  • Sleep– In a world that deprioritizes sleep, make it YOUR priority and strive to attain at least 7-8 hours a night.
  • Dietary Patterns– Consume a diet composed of mostly fruits, vegetables, whole grains, beans, nuts, seeds, and water, most of the time.
  • Exercise– Strive to attain at least 150 minutes of moderate intensity physical activity each and every week. The best kind of exercise is firstly the one you enjoy doing.
  • Stress– Don’t take on too much, meditate, be grateful for what you have, and be nice to a stranger (and your significant other, of course). 

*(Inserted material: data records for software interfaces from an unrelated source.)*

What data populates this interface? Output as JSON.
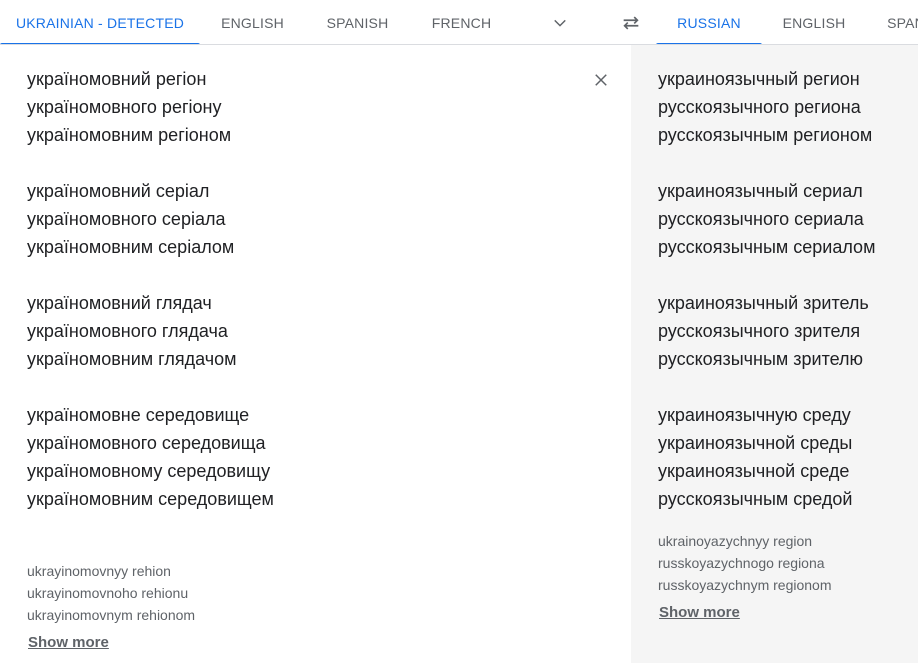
{
  "source_tabs": [
    {
      "label": "UKRAINIAN - DETECTED",
      "active": true
    },
    {
      "label": "ENGLISH",
      "active": false
    },
    {
      "label": "SPANISH",
      "active": false
    },
    {
      "label": "FRENCH",
      "active": false
    }
  ],
  "target_tabs": [
    {
      "label": "RUSSIAN",
      "active": true
    },
    {
      "label": "ENGLISH",
      "active": false
    },
    {
      "label": "SPANISH",
      "active": false
    }
  ],
  "icons": {
    "source_more": "chevron-down-icon",
    "swap": "swap-languages-icon",
    "clear": "close-icon"
  },
  "colors": {
    "accent": "#1a73e8",
    "tab_text": "#5f6368",
    "right_pane_bg": "#f5f5f5"
  },
  "source": {
    "text": "україномовний регіон\nукраїномовного регіону\nукраїномовним регіоном\n\nукраїномовний серіал\nукраїномовного серіала\nукраїномовним серіалом\n\nукраїномовний глядач\nукраїномовного глядача\nукраїномовним глядачом\n\nукраїномовне середовище\nукраїномовного середовища\nукраїномовному середовищу\nукраїномовним середовищем",
    "transliteration": "ukrayinomovnyy rehion\nukrayinomovnoho rehionu\nukrayinomovnym rehionom",
    "show_more": "Show more"
  },
  "target": {
    "text": "украиноязычный регион\nрусскоязычного региона\nрусскоязычным регионом\n\nукраиноязычный сериал\nрусскоязычного сериала\nрусскоязычным сериалом\n\nукраиноязычный зритель\nрусскоязычного зрителя\nрусскоязычным зрителю\n\nукраиноязычную среду\nукраиноязычной среды\nукраиноязычной среде\nрусскоязычным средой",
    "transliteration": "ukrainoyazychnyy region\nrusskoyazychnogo regiona\nrusskoyazychnym regionom",
    "show_more": "Show more"
  }
}
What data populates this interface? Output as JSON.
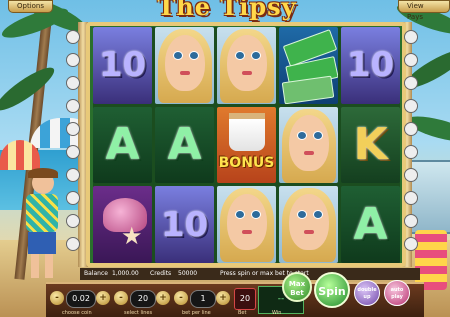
{
  "game": {
    "title": "The Tipsy Tourist",
    "options_label": "Options",
    "view_pays_label": "View Pays"
  },
  "reels": [
    [
      "10",
      "A",
      "shell-starfish"
    ],
    [
      "blonde",
      "A",
      "10"
    ],
    [
      "blonde",
      "BONUS",
      "blonde"
    ],
    [
      "tickets",
      "blonde",
      "blonde"
    ],
    [
      "10",
      "K",
      "A"
    ]
  ],
  "bonus_label": "BONUS",
  "status": {
    "balance_label": "Balance",
    "balance_value": "1,000.00",
    "credits_label": "Credits",
    "credits_value": "50000",
    "message": "Press spin or max bet to start"
  },
  "controls": {
    "coin_value": "0.02",
    "coin_label": "choose coin",
    "lines_value": "20",
    "lines_label": "select lines",
    "bet_per_line_value": "1",
    "bet_per_line_label": "bet per line",
    "bet_value": "20",
    "bet_label": "Bet",
    "win_value": "--",
    "win_label": "Win",
    "max_bet_label": "Max Bet",
    "spin_label": "Spin",
    "double_up_label": "double up",
    "auto_play_label": "auto play",
    "minus": "-",
    "plus": "+"
  },
  "colors": {
    "frame": "#e8c979",
    "spin": "#3bb54a",
    "max_bet": "#4fae3f",
    "double_up": "#9b6fc7",
    "auto_play": "#d94c8f"
  }
}
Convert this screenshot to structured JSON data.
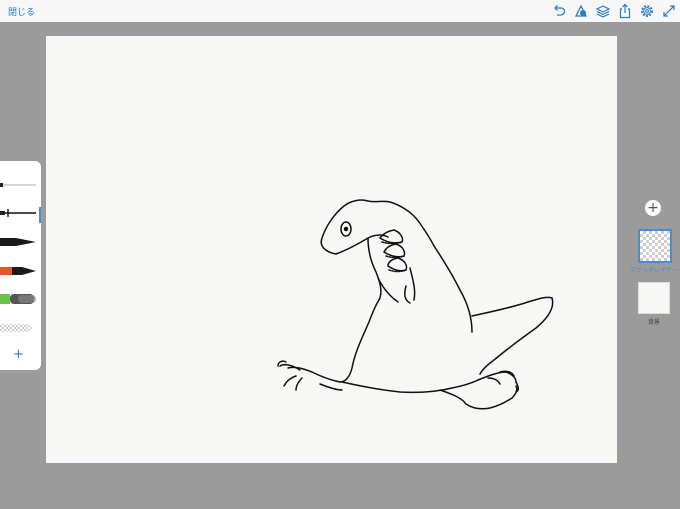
{
  "topbar": {
    "close_label": "閉じる",
    "icons": [
      "undo-icon",
      "shape-tool-icon",
      "layers-icon",
      "share-icon",
      "settings-icon",
      "fullscreen-icon"
    ],
    "accent_color": "#2b7bbf"
  },
  "toolbar_left": {
    "brushes": [
      "thin-pen",
      "ink-pen",
      "marker-black",
      "marker-orange",
      "watercolor-green",
      "eraser"
    ],
    "selected_brush": "ink-pen",
    "add_icon": "plus-icon"
  },
  "layers": {
    "add_icon": "plus-icon",
    "items": [
      {
        "label": "スケッチレイヤー",
        "selected": true
      },
      {
        "label": "背景",
        "selected": false
      }
    ]
  },
  "canvas": {
    "background": "#f7f7f5",
    "drawing": "dinosaur-sketch"
  }
}
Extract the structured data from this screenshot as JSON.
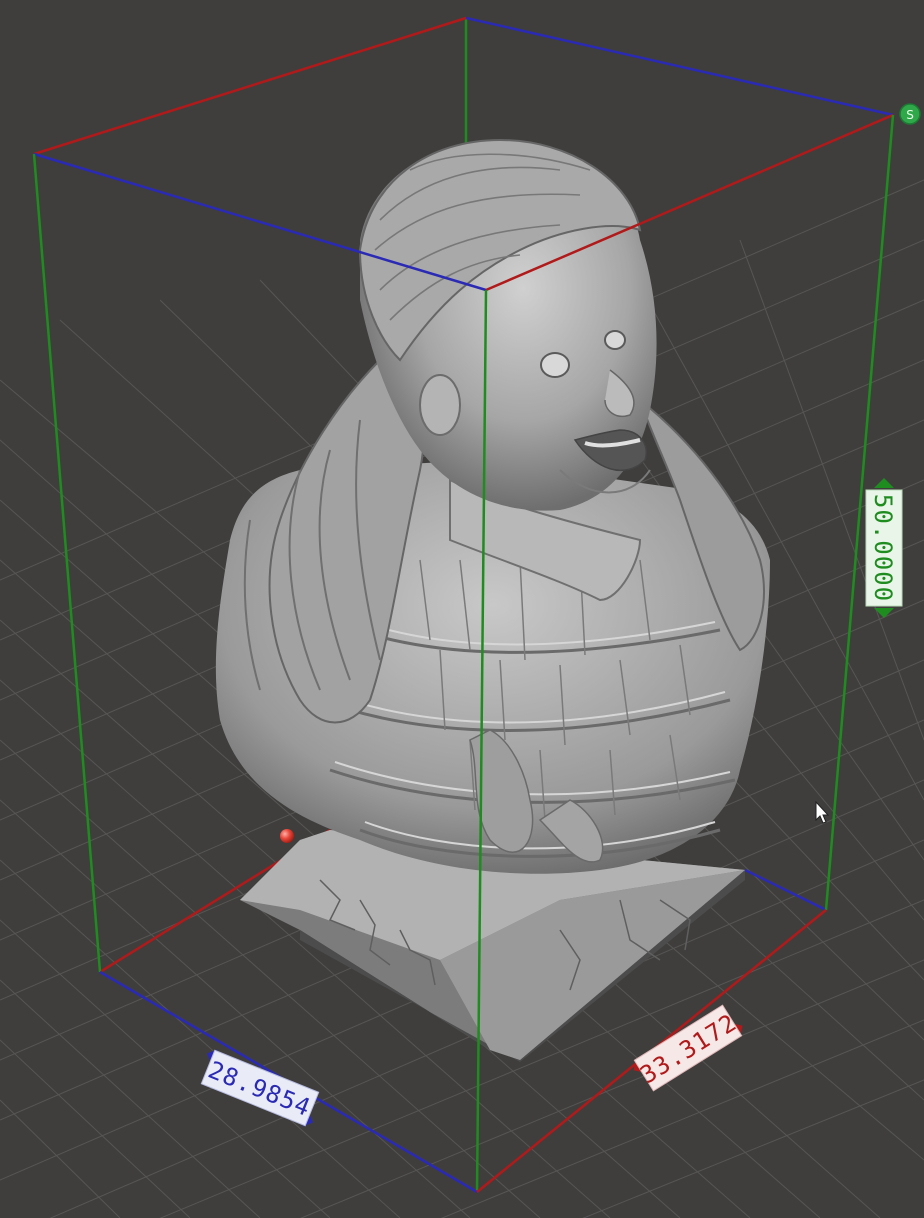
{
  "viewport": {
    "dimensions": {
      "width": "28.9854",
      "depth": "33.3172",
      "height": "50.0000"
    },
    "axis_colors": {
      "x": "#2a2ab4",
      "y": "#b01a1a",
      "z": "#1f8c1f"
    },
    "label_colors": {
      "width_bg": "#e9ecf7",
      "width_text": "#2a2ab4",
      "depth_bg": "#f7e8e8",
      "depth_text": "#b01a1a",
      "height_bg": "#e8f5e8",
      "height_text": "#1f8c1f"
    },
    "background_color": "#3f3e3d",
    "grid_color": "#5a5957",
    "model_color": "#a8a8a8",
    "scale_handle_icon": "S"
  }
}
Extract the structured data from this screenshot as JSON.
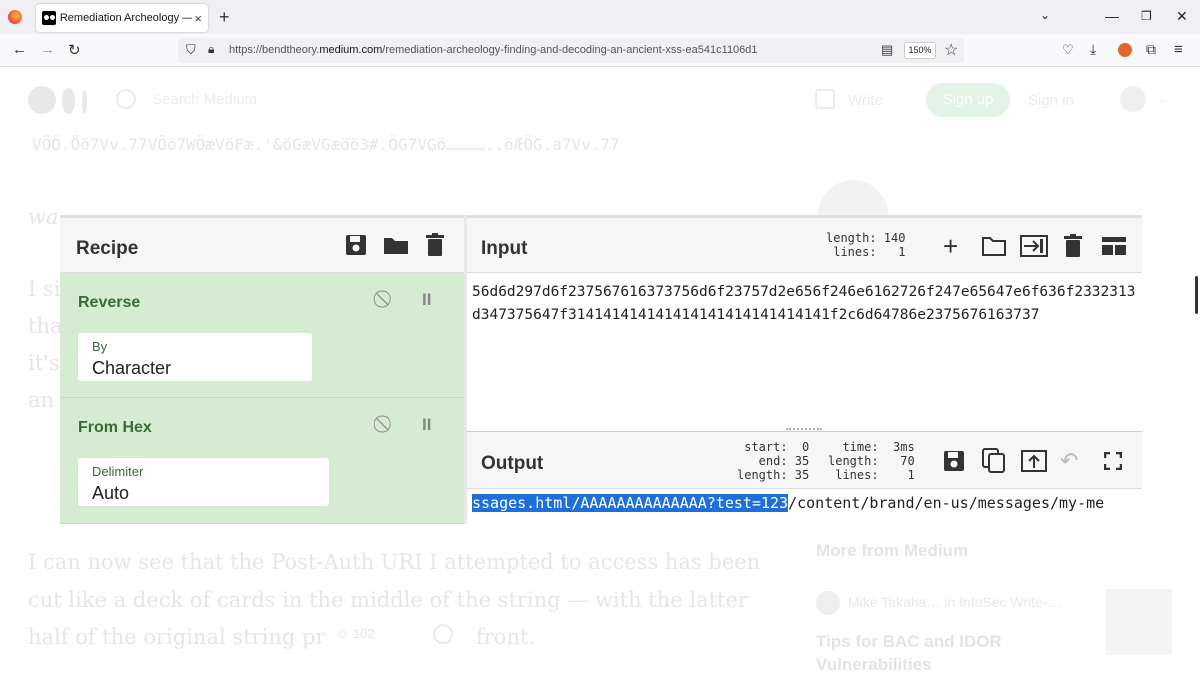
{
  "browser": {
    "tab_title": "Remediation Archeology — Find",
    "tab_close": "×",
    "new_tab": "+",
    "url_prefix": "https://bendtheory.",
    "url_domain": "medium.com",
    "url_path": "/remediation-archeology-finding-and-decoding-an-ancient-xss-ea541c1106d1",
    "zoom": "150%",
    "window_controls": [
      "minimize-icon",
      "restore-icon",
      "close-icon"
    ]
  },
  "medium": {
    "search_placeholder": "Search Medium",
    "write": "Write",
    "sign_up": "Sign up",
    "sign_in": "Sign in",
    "garbled_line": "VÖÖ.Öö7Vv.77VÖö7WÖæVöFæ.'&öGæVGæöö3#.ÖG7VGö…………..öÆÖG.a7Vv.77",
    "partial_word": "wa",
    "left_fragments": [
      "I si",
      "tha",
      "it's",
      "an"
    ],
    "paragraph_lines": [
      "I can now see that the Post-Auth URI I attempted to access has been",
      "cut like a deck of cards in the middle of the string — with the latter",
      "half of the original string pr"
    ],
    "paragraph_tail": "front.",
    "clap_count": "102",
    "more_from": "More from Medium",
    "author_line": "Mike Takaha… in InfoSec Write-…",
    "article_title_lines": [
      "Tips for BAC and IDOR",
      "Vulnerabilities"
    ]
  },
  "cyberchef": {
    "recipe_label": "Recipe",
    "operations": [
      {
        "name": "Reverse",
        "field_label": "By",
        "field_value": "Character"
      },
      {
        "name": "From Hex",
        "field_label": "Delimiter",
        "field_value": "Auto"
      }
    ],
    "input_label": "Input",
    "input_stats": "length: 140\n lines:   1",
    "input_text": "56d6d297d6f237567616373756d6f23757d2e656f246e6162726f247e65647e6f636f2332313d347375647f314141414141414141414141414141f2c6d64786e2375676163737",
    "output_label": "Output",
    "output_stats_left": "start:  0\n  end: 35\nlength: 35",
    "output_stats_right": "  time:  3ms\nlength:   70\n lines:    1",
    "output_selected": "ssages.html/AAAAAAAAAAAAAA?test=123",
    "output_rest": "/content/brand/en-us/messages/my-me"
  }
}
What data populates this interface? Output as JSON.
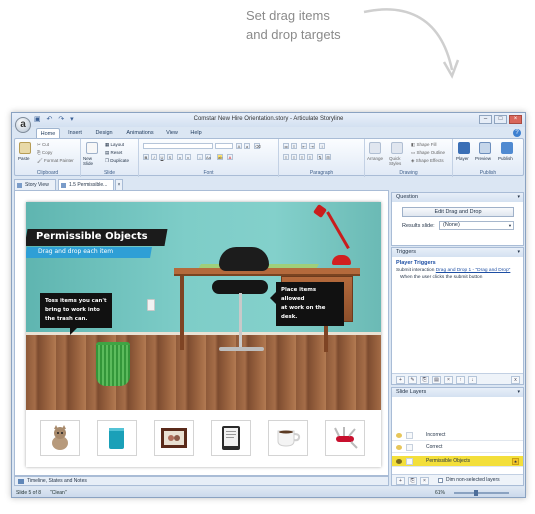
{
  "callout": {
    "line1": "Set drag items",
    "line2": "and drop targets"
  },
  "window": {
    "title": "Comstar New Hire Orientation.story",
    "app_name": "Articulate Storyline"
  },
  "ribbon_tabs": [
    "Home",
    "Insert",
    "Design",
    "Animations",
    "View",
    "Help"
  ],
  "ribbon": {
    "clipboard": {
      "paste": "Paste",
      "cut": "Cut",
      "copy": "Copy",
      "format_painter": "Format Painter",
      "label": "Clipboard"
    },
    "slide": {
      "new_slide": "New Slide",
      "layout": "Layout",
      "reset": "Reset",
      "duplicate": "Duplicate",
      "label": "Slide"
    },
    "font": {
      "label": "Font"
    },
    "paragraph": {
      "label": "Paragraph"
    },
    "drawing": {
      "arrange": "Arrange",
      "quick_styles": "Quick Styles",
      "shape_fill": "Shape Fill",
      "shape_outline": "Shape Outline",
      "shape_effects": "Shape Effects",
      "label": "Drawing"
    },
    "publish": {
      "player": "Player",
      "preview": "Preview",
      "publish": "Publish",
      "label": "Publish"
    }
  },
  "doc_tabs": [
    "Story View",
    "1.5 Permissible..."
  ],
  "slide": {
    "title": "Permissible Objects",
    "subtitle": "Drag and drop each item",
    "bubble_left": [
      "Toss items you can't",
      "bring to work into",
      "the trash can."
    ],
    "bubble_right": [
      "Place items allowed",
      "at work on the desk."
    ],
    "drag_items": [
      "kitten-item",
      "mug-item",
      "photo-frame-item",
      "tablet-item",
      "coffee-cup-item",
      "pocket-knife-item"
    ]
  },
  "stage_bottom": "Timeline, States and Notes",
  "status": {
    "slide": "Slide 5 of 8",
    "theme": "\"Clean\"",
    "zoom": "61%"
  },
  "question_panel": {
    "header": "Question",
    "edit_button": "Edit Drag and Drop",
    "results_label": "Results slide:",
    "results_value": "(None)"
  },
  "triggers_panel": {
    "header": "Triggers",
    "section": "Player Triggers",
    "line_prefix": "Submit interaction",
    "line_link": "Drag and Drop 1 - \"Drag and Drop\"",
    "line2": "When the user clicks the submit button"
  },
  "layers_panel": {
    "header": "Slide Layers",
    "layers": [
      "Incorrect",
      "Correct"
    ],
    "base_layer": "Permissible Objects",
    "dim_label": "Dim non-selected layers"
  },
  "colors": {
    "title_banner": "#1b1b1b",
    "subtitle_bar": "#2e9fd6",
    "base_layer_highlight": "#f3df3b",
    "trigger_link": "#1d4ea3"
  }
}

There isn’t any magic pill or potion in existence (that we know of yet) that will give you and your health the bang for your buck that following these four things can provide. What’s good for the goose, is good for the gander, so while following stay-at-home orders, try to set the tone for your entire family. These recommendations are based on the scientific consensus so please, until years of new research and thousands of data points emerge to state definitively that you should put your efforts elsewhere, follow these guidelines.

I’d be remiss if I didn’t throw a little extra love in there for the importance of exercise, since I’m, you know, a personal trainer and all. Exercise helps our immunity in many ways, but perhaps the most important is through the mobilization of natural killer cells. The nuts and bolts of this process is that when we work out, whether it be a walk/run 5k, a 30 minute interval workout, or walking up and down the five flights of stairs at work several times, these natural killer cells (scary name, admittedly, and those potential infections should be scared) start circulating throughout the bloodstream. They inevitably make their way to sites of inflammation and seek out unwanted pathogens and/or damaged cells to help the best that they can.

The only time when exercise (especially moderate-high intensity) should probably be replaced by additional sleep and hydration, is when your body is actively fighting off infection or actually infected with something. The last thing your body needs when it is fending off a bacterial boogeyman is a high intensity workout that can potentially add another stressor to the allostatic load.  Nothing can you bring you back to life more quickly than a good night’s sleep, and no, you can’t “sweat out an illness”.


The Bottom Line

Circling back to the main point of this article, I want to implore all of us to refocus our efforts. Not at avoiding the unavoidable thing of occasionally being under the weather, but to amp up our own respective immunities. Do yourself and humanity a favor, address your immune system by getting your goalie to the weight room, and don’t forget to “shrink your goal” by washing your hands.

Yours in Wellness,

Sam